Excerpted records
--- START ---
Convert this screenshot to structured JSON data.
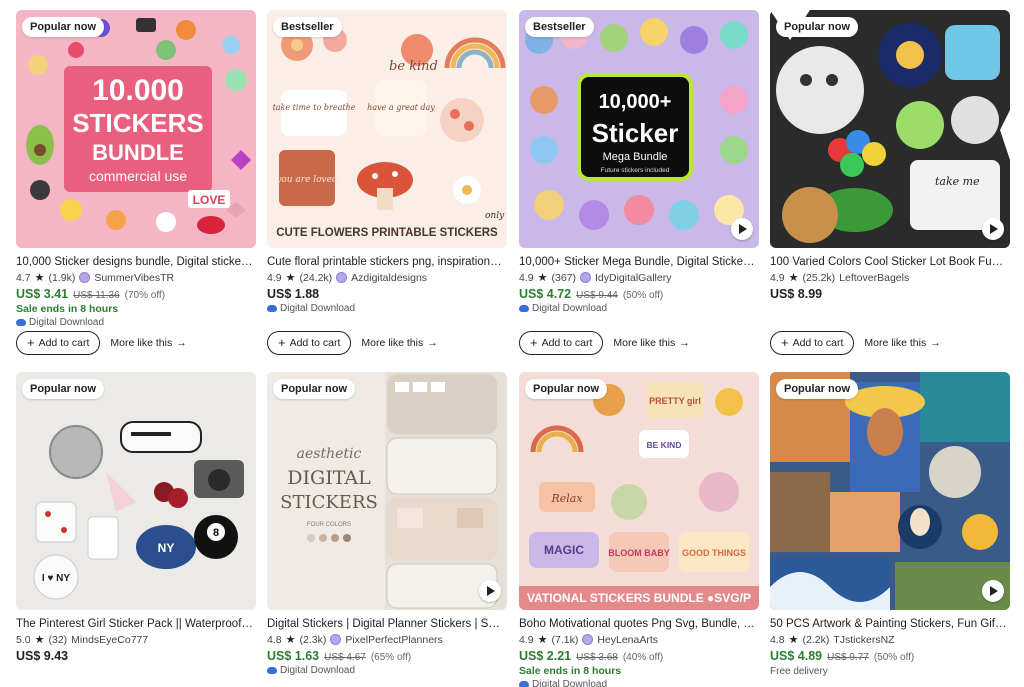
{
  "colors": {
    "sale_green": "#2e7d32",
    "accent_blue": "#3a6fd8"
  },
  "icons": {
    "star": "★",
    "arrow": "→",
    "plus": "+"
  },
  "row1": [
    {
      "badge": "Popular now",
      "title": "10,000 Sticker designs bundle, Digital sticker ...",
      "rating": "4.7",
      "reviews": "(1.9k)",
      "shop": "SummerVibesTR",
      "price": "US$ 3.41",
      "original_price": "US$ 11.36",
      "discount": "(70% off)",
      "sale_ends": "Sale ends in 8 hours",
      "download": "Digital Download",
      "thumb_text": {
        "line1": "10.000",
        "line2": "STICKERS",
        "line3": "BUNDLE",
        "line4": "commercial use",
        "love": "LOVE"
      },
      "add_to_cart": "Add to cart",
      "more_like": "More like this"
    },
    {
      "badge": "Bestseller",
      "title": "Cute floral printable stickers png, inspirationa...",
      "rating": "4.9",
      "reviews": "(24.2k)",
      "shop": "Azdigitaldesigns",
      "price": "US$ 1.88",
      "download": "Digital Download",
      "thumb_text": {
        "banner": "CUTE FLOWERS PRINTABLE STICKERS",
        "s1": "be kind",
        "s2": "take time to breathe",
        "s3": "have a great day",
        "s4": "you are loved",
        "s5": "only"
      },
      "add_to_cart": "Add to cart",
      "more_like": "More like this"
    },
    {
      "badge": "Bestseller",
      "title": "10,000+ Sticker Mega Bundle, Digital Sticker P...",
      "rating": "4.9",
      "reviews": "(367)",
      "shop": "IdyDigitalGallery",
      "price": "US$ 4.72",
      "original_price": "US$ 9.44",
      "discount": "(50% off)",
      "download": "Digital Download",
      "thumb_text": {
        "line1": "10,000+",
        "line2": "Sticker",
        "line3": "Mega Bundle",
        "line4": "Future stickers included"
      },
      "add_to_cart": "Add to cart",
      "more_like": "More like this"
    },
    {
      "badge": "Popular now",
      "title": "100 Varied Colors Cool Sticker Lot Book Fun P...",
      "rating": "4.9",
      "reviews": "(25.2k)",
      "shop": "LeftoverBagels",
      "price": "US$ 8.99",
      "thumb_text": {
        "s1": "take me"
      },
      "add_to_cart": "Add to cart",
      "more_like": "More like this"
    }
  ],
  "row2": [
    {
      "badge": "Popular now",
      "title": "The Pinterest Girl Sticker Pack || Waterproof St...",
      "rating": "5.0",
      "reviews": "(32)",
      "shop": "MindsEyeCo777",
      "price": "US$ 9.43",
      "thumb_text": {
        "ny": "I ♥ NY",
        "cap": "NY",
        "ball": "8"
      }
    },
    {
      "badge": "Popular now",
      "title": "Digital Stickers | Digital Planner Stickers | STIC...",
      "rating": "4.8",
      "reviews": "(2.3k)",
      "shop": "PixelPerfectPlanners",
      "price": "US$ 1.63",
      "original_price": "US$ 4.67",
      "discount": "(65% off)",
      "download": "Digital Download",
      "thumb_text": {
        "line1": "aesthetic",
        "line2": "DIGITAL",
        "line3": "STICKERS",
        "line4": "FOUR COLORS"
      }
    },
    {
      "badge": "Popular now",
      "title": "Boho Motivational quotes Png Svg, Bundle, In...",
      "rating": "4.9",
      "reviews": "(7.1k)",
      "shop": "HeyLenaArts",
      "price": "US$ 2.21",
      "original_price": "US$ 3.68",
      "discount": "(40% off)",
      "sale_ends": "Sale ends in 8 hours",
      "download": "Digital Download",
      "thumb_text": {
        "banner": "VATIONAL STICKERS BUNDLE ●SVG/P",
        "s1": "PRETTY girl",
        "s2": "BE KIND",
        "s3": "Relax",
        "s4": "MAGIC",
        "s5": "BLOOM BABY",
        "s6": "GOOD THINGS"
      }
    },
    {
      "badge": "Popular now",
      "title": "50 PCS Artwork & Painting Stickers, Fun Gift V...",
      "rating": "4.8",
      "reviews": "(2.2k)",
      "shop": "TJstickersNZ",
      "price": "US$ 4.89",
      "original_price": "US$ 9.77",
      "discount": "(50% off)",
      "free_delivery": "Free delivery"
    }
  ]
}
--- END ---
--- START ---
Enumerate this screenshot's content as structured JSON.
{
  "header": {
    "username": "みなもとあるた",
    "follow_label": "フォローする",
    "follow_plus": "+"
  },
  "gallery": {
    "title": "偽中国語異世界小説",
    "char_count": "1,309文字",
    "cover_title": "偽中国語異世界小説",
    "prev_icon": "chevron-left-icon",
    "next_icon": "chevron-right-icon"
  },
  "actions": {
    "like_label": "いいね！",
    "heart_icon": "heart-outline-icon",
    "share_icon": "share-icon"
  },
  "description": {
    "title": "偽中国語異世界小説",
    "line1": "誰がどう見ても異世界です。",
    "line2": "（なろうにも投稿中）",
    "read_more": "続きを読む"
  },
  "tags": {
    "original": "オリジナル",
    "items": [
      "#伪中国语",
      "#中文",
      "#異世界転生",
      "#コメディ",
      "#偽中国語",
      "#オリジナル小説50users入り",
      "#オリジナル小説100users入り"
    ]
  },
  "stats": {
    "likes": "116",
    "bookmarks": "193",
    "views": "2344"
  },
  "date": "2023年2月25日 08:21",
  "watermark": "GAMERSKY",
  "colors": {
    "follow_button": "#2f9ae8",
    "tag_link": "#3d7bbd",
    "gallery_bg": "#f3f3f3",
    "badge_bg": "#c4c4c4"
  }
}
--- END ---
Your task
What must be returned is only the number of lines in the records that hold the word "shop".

Solution to the problem
8